---- Material supplied

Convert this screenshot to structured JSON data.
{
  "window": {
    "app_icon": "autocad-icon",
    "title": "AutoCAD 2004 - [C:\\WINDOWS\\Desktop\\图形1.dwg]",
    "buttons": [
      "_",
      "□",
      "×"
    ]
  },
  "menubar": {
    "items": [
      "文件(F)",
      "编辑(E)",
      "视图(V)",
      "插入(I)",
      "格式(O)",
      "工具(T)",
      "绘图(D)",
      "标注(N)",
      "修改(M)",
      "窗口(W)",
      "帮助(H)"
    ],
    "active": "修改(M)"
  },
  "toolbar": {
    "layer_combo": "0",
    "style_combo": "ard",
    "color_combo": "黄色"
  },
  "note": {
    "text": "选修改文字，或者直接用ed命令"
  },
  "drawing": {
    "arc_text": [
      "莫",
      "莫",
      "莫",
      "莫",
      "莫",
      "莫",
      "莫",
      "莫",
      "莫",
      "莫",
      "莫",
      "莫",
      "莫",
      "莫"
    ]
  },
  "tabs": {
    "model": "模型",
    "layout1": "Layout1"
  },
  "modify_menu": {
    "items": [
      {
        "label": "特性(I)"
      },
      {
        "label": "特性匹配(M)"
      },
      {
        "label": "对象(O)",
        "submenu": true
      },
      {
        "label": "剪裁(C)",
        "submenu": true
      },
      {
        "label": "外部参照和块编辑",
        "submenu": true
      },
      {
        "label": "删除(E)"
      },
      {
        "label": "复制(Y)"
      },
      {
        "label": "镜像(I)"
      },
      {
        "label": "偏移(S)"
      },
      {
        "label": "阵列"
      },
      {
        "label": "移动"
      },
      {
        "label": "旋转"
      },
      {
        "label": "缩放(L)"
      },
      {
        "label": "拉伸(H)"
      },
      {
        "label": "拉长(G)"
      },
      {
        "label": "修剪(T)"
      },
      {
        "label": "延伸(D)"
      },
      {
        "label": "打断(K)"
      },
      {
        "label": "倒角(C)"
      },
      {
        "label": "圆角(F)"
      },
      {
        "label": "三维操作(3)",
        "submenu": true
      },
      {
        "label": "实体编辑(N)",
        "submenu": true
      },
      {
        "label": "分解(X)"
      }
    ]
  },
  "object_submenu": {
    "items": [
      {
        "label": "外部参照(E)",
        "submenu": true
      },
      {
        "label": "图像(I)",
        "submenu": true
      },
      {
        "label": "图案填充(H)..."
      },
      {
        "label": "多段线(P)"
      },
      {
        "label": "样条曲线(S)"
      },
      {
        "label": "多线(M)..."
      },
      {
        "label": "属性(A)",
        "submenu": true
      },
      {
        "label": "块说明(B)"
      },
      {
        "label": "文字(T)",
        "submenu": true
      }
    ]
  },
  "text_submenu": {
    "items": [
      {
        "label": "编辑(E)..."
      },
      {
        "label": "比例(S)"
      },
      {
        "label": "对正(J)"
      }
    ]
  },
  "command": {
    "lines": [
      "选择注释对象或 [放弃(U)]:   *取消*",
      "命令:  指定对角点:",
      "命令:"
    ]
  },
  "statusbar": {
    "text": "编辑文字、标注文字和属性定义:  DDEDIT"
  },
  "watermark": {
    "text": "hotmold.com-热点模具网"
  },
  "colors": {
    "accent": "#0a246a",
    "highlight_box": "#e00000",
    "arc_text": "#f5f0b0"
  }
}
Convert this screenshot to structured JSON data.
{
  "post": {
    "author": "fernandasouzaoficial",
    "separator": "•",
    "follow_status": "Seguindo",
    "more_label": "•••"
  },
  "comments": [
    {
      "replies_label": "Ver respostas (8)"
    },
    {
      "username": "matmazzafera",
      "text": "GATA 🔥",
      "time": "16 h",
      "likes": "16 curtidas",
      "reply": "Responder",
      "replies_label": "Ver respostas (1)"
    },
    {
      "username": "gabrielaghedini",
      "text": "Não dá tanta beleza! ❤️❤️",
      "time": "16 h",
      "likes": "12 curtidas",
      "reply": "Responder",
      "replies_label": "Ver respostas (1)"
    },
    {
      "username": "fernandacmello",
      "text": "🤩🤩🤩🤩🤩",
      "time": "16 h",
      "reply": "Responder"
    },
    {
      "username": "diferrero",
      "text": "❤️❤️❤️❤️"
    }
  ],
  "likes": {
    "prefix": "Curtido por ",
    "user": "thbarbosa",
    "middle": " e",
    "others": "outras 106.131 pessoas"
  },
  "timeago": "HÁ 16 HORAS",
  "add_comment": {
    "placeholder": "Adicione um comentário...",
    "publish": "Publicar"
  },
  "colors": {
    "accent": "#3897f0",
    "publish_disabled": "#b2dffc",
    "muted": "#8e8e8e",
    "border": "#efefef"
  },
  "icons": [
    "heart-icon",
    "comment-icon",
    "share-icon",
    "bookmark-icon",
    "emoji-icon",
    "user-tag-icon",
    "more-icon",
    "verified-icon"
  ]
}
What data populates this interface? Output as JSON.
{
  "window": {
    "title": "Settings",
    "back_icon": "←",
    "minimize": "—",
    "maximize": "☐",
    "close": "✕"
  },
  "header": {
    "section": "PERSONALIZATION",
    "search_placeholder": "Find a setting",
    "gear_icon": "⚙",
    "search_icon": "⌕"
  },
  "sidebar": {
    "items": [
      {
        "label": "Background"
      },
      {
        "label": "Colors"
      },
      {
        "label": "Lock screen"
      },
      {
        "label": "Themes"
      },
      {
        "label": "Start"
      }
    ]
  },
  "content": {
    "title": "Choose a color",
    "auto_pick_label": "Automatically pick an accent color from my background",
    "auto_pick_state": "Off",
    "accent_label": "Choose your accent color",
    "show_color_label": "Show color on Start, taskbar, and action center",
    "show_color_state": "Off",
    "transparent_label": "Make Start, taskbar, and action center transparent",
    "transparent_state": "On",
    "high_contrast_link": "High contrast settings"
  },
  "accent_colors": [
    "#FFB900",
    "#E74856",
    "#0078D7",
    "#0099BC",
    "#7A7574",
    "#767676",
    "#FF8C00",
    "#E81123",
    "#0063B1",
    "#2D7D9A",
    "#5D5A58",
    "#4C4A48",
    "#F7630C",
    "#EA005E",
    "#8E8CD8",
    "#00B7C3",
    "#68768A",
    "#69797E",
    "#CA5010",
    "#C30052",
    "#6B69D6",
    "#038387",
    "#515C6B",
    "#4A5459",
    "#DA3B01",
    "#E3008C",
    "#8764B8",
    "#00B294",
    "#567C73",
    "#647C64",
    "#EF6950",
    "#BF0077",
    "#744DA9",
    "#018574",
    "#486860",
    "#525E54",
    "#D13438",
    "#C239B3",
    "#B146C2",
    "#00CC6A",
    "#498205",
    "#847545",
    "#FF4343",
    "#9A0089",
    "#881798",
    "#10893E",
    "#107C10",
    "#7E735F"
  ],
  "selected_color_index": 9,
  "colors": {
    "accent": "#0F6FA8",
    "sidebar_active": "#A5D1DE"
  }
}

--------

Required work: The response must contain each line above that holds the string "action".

Result:
    "show_color_label": "Show color on Start, taskbar, and action center",
    "transparent_label": "Make Start, taskbar, and action center transparent",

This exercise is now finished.